Photos on this page -
Historical racing picture
Top: Alcaeus, meet winner of the 2004 NOTRA nat'l
Bottom: Betty, a local racer, mother of Mati (see "My Whippets")
Photo Galleries Click Here: http://www.ragracers.smugmug.com/
different theories exist regarding the origin of the whippet breed.
One favorite is that whippets originated in Northern England as a
working man's dog, skilled in acquisition of small game. These
workers, as the story goes, took pride in their dogs and their speed and
held racing on off days. Rag racing became the "poor man's race

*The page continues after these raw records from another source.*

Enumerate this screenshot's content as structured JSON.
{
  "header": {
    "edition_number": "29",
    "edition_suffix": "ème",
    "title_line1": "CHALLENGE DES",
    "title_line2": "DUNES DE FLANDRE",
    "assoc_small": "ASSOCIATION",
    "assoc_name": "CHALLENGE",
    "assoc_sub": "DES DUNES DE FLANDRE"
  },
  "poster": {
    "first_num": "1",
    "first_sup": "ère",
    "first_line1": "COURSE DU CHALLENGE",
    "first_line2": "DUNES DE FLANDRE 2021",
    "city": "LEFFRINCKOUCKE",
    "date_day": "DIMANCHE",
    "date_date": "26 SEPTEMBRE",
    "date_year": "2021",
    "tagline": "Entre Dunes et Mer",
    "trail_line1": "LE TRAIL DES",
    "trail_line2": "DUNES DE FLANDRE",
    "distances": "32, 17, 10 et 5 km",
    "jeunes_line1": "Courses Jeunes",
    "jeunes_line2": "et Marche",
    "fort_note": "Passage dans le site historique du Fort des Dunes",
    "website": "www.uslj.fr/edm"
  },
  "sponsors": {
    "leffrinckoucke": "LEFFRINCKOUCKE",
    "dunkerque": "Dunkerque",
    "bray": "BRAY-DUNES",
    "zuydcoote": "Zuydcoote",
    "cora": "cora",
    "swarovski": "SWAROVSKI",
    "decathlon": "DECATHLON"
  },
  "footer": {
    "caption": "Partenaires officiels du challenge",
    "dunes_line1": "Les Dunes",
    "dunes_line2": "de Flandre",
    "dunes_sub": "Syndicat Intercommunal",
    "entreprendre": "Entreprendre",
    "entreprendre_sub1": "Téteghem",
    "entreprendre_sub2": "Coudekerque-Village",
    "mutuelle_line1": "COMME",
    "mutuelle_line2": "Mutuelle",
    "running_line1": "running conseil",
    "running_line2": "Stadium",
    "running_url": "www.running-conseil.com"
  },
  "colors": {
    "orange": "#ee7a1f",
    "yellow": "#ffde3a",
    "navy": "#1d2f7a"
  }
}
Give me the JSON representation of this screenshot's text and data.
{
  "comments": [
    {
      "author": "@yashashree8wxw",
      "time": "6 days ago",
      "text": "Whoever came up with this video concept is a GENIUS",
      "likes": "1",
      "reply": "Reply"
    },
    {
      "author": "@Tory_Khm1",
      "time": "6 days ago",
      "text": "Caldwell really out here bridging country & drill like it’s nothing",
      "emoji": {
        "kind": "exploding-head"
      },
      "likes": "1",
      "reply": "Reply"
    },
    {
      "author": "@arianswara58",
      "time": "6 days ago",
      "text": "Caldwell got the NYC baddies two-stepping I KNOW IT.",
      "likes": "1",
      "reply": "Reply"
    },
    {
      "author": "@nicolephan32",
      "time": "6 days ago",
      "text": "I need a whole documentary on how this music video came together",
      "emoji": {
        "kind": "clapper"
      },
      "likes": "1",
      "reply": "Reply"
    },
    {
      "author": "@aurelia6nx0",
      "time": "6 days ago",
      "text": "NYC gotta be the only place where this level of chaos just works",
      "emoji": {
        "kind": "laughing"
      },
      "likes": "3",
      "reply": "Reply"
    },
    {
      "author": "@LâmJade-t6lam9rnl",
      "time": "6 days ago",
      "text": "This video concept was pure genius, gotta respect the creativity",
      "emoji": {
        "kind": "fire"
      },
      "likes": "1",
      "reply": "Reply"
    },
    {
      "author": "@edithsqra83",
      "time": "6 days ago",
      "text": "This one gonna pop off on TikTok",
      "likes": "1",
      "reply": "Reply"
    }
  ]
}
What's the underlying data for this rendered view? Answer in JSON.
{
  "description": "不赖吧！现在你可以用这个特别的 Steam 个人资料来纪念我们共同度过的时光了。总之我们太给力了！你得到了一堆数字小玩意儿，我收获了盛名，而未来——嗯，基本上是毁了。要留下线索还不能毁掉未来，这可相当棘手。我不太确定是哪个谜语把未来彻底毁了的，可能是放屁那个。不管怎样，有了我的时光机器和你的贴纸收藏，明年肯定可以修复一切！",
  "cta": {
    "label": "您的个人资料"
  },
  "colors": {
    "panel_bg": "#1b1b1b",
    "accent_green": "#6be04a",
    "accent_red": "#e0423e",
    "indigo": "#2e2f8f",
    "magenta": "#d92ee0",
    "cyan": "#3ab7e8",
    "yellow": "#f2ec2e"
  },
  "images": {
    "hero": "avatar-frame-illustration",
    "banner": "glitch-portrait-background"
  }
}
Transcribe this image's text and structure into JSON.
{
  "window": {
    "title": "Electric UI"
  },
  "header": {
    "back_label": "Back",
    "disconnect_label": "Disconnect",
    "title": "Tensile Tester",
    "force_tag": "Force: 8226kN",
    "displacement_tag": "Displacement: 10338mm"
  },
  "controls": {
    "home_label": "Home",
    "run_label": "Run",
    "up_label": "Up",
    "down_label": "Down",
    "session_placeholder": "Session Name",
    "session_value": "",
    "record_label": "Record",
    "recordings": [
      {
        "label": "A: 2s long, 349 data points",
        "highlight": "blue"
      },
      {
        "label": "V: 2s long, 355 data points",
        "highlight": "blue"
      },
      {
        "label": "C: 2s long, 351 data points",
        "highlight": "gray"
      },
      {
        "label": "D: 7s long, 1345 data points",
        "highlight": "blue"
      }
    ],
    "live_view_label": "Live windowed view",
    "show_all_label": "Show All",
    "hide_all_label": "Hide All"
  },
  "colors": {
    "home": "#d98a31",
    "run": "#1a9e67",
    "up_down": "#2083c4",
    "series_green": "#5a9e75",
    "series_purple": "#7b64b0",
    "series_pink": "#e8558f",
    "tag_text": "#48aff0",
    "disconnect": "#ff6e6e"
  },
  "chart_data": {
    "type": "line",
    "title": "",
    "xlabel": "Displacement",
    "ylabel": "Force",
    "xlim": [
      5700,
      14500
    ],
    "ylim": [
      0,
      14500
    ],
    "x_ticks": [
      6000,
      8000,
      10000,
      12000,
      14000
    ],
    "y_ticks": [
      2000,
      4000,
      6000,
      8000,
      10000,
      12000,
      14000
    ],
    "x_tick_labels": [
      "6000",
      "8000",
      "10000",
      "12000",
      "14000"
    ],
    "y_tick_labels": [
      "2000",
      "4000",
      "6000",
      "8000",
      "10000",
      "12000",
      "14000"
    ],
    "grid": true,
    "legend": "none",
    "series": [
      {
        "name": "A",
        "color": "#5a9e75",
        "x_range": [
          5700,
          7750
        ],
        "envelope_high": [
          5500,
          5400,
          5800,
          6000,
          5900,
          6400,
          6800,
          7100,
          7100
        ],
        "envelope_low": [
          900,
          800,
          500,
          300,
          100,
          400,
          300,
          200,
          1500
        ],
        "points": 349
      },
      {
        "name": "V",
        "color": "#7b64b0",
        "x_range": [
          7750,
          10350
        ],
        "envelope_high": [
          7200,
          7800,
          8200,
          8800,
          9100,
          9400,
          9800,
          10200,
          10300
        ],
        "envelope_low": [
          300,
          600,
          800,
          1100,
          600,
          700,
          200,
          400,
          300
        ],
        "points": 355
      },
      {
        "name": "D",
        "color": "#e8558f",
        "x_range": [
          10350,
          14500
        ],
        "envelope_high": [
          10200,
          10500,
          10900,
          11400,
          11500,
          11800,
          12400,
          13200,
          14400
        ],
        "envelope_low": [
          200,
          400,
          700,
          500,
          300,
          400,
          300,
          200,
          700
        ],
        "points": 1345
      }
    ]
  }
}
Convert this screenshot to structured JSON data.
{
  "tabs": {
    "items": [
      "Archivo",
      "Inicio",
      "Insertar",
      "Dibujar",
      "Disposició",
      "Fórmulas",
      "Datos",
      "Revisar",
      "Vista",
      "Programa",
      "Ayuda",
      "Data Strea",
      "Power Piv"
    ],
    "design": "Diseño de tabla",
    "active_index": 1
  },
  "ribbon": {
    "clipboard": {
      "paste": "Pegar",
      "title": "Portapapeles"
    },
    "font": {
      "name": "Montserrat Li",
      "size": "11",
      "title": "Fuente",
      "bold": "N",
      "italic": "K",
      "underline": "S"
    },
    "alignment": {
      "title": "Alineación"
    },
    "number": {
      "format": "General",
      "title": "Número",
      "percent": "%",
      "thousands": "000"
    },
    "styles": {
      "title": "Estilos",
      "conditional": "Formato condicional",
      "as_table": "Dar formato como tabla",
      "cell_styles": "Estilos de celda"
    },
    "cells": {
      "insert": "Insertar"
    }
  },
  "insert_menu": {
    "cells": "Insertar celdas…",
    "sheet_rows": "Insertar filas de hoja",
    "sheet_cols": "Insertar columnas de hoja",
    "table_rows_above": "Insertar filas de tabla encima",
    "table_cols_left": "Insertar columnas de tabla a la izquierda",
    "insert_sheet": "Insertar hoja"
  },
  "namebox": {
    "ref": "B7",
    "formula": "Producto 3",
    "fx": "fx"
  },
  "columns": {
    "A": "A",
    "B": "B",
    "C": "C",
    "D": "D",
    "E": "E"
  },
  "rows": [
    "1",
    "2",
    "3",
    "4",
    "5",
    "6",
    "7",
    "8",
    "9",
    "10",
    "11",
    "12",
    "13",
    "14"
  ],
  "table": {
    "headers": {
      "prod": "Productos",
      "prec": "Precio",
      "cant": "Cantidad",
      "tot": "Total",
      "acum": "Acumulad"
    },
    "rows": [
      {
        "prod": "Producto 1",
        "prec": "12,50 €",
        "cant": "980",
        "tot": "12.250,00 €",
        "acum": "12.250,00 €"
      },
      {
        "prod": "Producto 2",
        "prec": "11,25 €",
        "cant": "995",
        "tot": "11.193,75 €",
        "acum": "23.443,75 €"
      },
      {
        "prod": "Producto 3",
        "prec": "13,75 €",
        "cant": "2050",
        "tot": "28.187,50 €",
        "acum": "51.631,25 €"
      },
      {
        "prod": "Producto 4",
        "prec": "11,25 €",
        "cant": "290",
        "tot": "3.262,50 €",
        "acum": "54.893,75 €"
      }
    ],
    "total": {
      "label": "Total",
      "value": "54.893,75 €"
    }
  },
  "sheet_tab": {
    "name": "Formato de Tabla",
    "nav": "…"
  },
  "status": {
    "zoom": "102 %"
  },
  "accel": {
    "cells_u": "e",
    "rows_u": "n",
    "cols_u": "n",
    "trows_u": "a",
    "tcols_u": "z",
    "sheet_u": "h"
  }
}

Whippets have a very mixed heritage. Whippets used for hunting and racing have been classically heavy in terrier blood, but with many crosses to greyhound type hounds. The breed was first recognized by the Kennel Club in England in 1890. Although the AKC registered its first whippet in 1888, interest in the whippet did not grow until after World War I.
Throughout American Whippet History, there seems to have been a divide between the show and the race whippet. This divide seems somewhat natural -- although all fanciers of the breed would like to have a "well rounded dog," in humans, rarely is the top athlete a beauty queen and vice versa, although certainly some athletes are beautiful (and vice versa). The same split in dogs seems natural to me. In my experience, both "race bred" and "show bred" have similar endearing personalities.WHIPPET RACING TODAY:
Today, in the US there are 4 main racing organizations: NOTRA (oval racing), NAWRA (straight track), WRA (straight track) and CWA (straight track). NOTRA runs coast to coast and sponsors the "other breeds' (other racing sight hounds). For the most part, and for historical reasons, NAWRA and WRA have a geographical split, with NAWRA being a West Coast racing organization and WRA being East Coast with the Midwest having a progressive mix of the two clubs (although the Midwest has been running more WRA than NAWRA).
Racing in the US is available to any whippet hound with AKC papers. The CWA has constraints regarding a whippets pedigree and WRA and NAWRA both have a height requirement (please see the rules of the individual organizations). Although my hounds have not been race champions or meet winners, they enjoy the sport (they don't know that they are meet winners and I am not going to tell them!). If interested, go to the organizational web site and find a club near you. Not mentioned here is lure coursing, another opportunity to let your hound do her stuff -- but that's a whole 'nuther story.